Citation: Krebs S, Rodríguez-Cruz TG, DeRenzo C and Gottschalk S (2013) Genetically modified T cells to target glioblastoma. Front. Oncol. 3:322. doi: 10.3389/fonc.2013.00322

Received: 27 November 2013; Accepted: 17 December 2013;
Published online: 31 December 2013.

Edited by:

Giuseppe Merla, IRCCS Casa Sollievo della Sofferenza, Italy

Reviewed by:

Nhan Le Tran, Translational Genomics Research Institute, USA
Paola Parrella, IRCCS Casa Sollievo della Sofferenza, Italy

Copyright: © 2013 Krebs, Rodríguez-Cruz, DeRenzo and Gottschalk. This is an open-access article distributed under the terms of the Creative Commons Attribution License (CC BY). The use, distribution or reproduction in other forums is permitted, provided the original author(s) or licensor are credited and that the original publication in this journal is cited, in accordance with accepted academic practice.

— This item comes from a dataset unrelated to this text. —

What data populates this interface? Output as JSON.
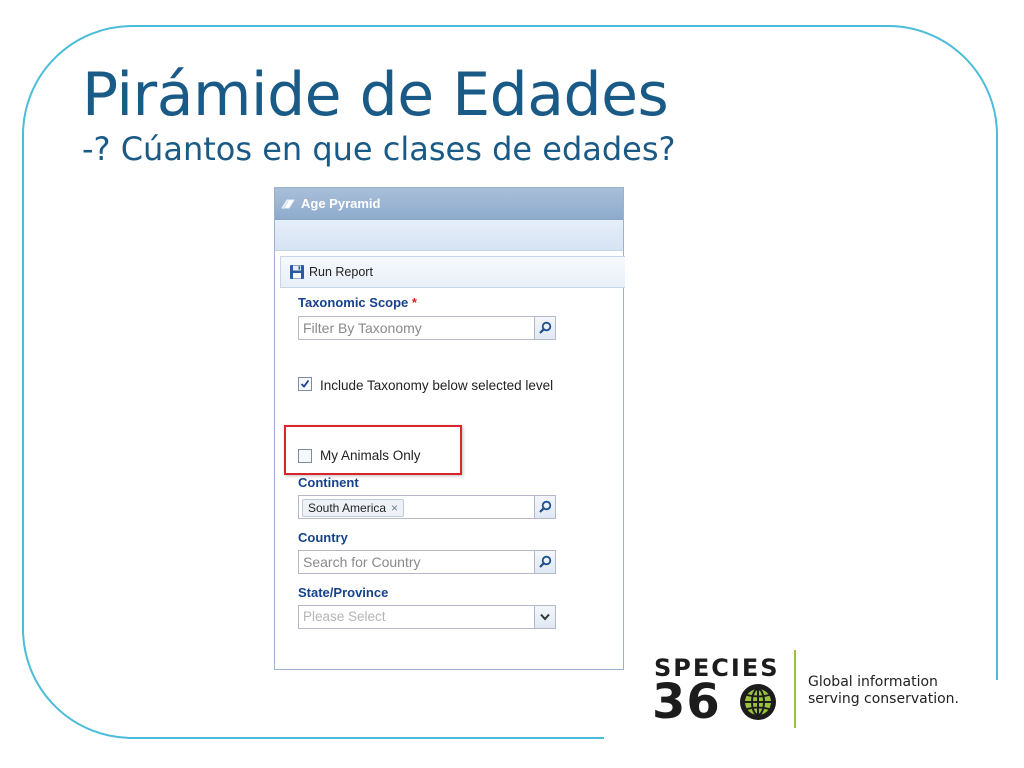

No use, distribution or reproduction is permitted which does not comply with these terms.

*Correspondence: Stephen Gottschalk, Center for Cell and Gene Therapy, Texas Children’s Hospital, Houston Methodist Hospital, Baylor College of Medicine, 1102 Bates Street, Suite 1770, Houston, TX 77030, USA e-mail: smgottsc@txch.org